His mandate is stricter than what other governors or local government leaders have enacted, as it did not allow for employees to choose weekly COVID-19 testing as an alternative to getting vaccinated.

At the time, Inslee's office said employees who do not have a valid reason for not getting vaccinated — political and philosophical reasons would not be considered — would face “nondisciplinary dismissal."

Inslee's order affects the roughly 60,000 state employees in Washington state.

In September, Washington state troopers and firefighters filed a lawsuit against Inslee, claiming that his order went beyond his authority and violated the state's constitution.

In the suit, they claimed that Inslee's order violated "the authority of his office by the Washington Constitution statute, and, independently, violates the rights guaranteed to the state workers by the Washington constitution and applicable statutes."

When asked by the Times about the potential to lose workers, Inslee's spokesperson Tara Lee told the Times that “warning notices are just that, warnings.”
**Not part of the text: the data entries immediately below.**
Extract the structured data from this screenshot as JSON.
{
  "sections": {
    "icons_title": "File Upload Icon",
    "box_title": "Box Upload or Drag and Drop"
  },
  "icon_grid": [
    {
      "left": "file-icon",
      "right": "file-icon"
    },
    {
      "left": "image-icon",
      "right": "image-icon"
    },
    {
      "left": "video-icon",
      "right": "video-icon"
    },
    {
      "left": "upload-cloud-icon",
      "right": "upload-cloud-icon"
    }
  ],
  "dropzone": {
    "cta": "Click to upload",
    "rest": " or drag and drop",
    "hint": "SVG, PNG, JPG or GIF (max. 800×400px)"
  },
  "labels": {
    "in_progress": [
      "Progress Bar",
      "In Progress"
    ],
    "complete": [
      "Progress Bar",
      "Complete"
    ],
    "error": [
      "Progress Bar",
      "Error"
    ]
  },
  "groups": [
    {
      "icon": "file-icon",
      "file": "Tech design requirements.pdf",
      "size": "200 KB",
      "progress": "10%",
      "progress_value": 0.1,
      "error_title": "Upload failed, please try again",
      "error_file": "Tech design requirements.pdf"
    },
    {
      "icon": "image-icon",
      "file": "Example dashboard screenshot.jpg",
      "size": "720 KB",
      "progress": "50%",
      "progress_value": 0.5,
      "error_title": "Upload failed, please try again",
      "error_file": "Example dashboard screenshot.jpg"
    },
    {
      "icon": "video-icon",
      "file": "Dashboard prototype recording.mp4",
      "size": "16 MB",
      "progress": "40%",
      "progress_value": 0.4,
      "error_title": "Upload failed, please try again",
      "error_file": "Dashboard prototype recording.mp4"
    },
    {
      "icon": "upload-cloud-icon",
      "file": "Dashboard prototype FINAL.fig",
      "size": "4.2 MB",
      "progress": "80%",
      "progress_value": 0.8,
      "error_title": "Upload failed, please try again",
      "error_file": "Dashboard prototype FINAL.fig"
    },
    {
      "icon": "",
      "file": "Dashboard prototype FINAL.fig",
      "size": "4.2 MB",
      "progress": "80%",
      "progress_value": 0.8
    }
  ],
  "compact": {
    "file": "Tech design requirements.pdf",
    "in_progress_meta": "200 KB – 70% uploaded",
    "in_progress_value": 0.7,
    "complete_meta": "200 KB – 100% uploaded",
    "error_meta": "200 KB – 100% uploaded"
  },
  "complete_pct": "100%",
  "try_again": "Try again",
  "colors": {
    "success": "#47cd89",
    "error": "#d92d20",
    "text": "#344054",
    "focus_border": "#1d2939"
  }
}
“This is a snapshot in time and not what the final numbers will be,” said Lee. “We remain hopeful that more state employees will chose to get vaccinated and remain in the workforce."